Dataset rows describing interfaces

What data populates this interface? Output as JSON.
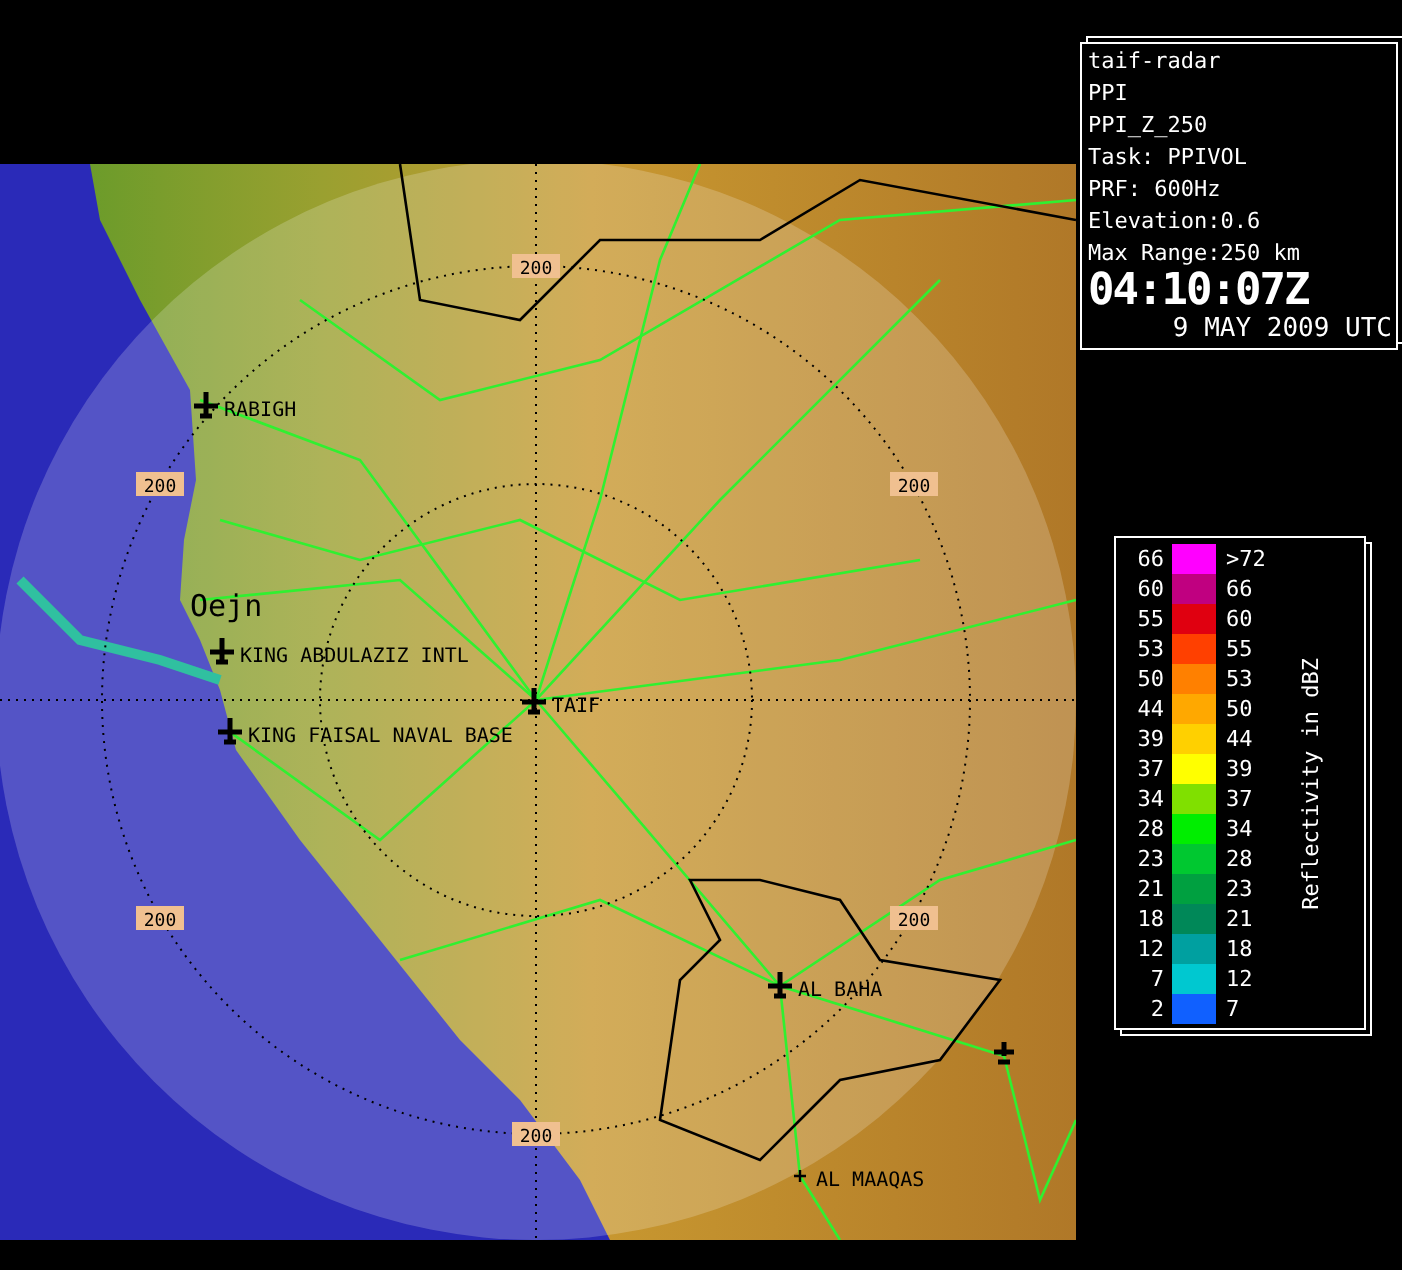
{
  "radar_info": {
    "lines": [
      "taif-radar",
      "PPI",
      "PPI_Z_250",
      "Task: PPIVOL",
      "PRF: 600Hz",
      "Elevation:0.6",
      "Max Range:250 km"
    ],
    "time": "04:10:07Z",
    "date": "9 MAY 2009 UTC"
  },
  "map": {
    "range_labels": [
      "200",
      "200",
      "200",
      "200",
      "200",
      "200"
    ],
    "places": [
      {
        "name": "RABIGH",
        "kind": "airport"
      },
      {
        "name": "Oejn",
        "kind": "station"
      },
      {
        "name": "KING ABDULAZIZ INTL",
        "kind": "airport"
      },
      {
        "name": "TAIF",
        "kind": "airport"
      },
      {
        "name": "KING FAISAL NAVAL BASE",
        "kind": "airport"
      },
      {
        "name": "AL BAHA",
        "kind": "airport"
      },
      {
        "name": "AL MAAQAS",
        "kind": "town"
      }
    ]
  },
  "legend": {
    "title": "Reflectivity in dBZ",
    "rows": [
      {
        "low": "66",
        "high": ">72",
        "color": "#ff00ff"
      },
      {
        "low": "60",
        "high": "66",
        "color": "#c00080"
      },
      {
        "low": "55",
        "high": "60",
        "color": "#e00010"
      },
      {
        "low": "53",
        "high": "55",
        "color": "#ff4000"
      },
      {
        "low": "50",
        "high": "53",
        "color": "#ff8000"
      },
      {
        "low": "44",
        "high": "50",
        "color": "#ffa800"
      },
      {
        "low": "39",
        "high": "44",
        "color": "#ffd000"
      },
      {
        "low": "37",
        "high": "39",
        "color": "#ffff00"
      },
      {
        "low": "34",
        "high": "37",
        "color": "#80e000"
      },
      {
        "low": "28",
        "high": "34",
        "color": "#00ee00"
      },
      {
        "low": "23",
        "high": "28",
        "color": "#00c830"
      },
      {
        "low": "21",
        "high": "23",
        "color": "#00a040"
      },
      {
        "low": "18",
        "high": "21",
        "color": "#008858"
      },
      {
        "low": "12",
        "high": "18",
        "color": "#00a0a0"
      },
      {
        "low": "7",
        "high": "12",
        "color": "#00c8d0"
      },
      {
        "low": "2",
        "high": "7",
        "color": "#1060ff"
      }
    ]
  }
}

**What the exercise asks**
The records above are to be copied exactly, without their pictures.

**Final answer**
What data populates this interface? Output as JSON.
{
  "radar_info": {
    "lines": [
      "taif-radar",
      "PPI",
      "PPI_Z_250",
      "Task: PPIVOL",
      "PRF: 600Hz",
      "Elevation:0.6",
      "Max Range:250 km"
    ],
    "time": "04:10:07Z",
    "date": "9 MAY 2009 UTC"
  },
  "map": {
    "range_labels": [
      "200",
      "200",
      "200",
      "200",
      "200",
      "200"
    ],
    "places": [
      {
        "name": "RABIGH",
        "kind": "airport"
      },
      {
        "name": "Oejn",
        "kind": "station"
      },
      {
        "name": "KING ABDULAZIZ INTL",
        "kind": "airport"
      },
      {
        "name": "TAIF",
        "kind": "airport"
      },
      {
        "name": "KING FAISAL NAVAL BASE",
        "kind": "airport"
      },
      {
        "name": "AL BAHA",
        "kind": "airport"
      },
      {
        "name": "AL MAAQAS",
        "kind": "town"
      }
    ]
  },
  "legend": {
    "title": "Reflectivity in dBZ",
    "rows": [
      {
        "low": "66",
        "high": ">72",
        "color": "#ff00ff"
      },
      {
        "low": "60",
        "high": "66",
        "color": "#c00080"
      },
      {
        "low": "55",
        "high": "60",
        "color": "#e00010"
      },
      {
        "low": "53",
        "high": "55",
        "color": "#ff4000"
      },
      {
        "low": "50",
        "high": "53",
        "color": "#ff8000"
      },
      {
        "low": "44",
        "high": "50",
        "color": "#ffa800"
      },
      {
        "low": "39",
        "high": "44",
        "color": "#ffd000"
      },
      {
        "low": "37",
        "high": "39",
        "color": "#ffff00"
      },
      {
        "low": "34",
        "high": "37",
        "color": "#80e000"
      },
      {
        "low": "28",
        "high": "34",
        "color": "#00ee00"
      },
      {
        "low": "23",
        "high": "28",
        "color": "#00c830"
      },
      {
        "low": "21",
        "high": "23",
        "color": "#00a040"
      },
      {
        "low": "18",
        "high": "21",
        "color": "#008858"
      },
      {
        "low": "12",
        "high": "18",
        "color": "#00a0a0"
      },
      {
        "low": "7",
        "high": "12",
        "color": "#00c8d0"
      },
      {
        "low": "2",
        "high": "7",
        "color": "#1060ff"
      }
    ]
  }
}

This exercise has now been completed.